Entries provided: Begin
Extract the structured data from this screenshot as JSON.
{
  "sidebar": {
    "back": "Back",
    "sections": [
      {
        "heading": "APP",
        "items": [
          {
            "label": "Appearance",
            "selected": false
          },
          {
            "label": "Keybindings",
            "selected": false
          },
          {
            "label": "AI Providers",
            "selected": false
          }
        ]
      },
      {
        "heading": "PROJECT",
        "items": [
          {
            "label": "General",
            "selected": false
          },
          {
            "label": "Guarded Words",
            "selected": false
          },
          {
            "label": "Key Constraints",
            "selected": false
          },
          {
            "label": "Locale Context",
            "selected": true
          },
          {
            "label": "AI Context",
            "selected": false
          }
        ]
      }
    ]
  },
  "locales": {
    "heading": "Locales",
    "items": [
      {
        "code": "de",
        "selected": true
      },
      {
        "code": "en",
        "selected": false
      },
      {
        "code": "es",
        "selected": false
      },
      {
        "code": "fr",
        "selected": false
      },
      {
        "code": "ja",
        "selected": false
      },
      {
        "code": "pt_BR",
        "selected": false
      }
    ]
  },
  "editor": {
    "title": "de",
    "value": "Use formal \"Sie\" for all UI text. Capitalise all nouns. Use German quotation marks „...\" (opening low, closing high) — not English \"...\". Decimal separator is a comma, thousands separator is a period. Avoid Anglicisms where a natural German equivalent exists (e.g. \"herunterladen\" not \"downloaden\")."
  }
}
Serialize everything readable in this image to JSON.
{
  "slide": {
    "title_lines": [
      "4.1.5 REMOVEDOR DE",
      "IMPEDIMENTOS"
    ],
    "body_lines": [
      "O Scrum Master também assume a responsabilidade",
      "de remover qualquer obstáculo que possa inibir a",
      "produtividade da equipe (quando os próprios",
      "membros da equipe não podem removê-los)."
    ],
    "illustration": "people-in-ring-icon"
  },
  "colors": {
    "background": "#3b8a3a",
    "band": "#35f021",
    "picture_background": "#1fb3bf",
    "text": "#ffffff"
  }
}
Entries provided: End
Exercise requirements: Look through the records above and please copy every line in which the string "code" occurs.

Exercise result:
        "code": "de",
        "code": "en",
        "code": "es",
        "code": "fr",
        "code": "ja",
        "code": "pt_BR",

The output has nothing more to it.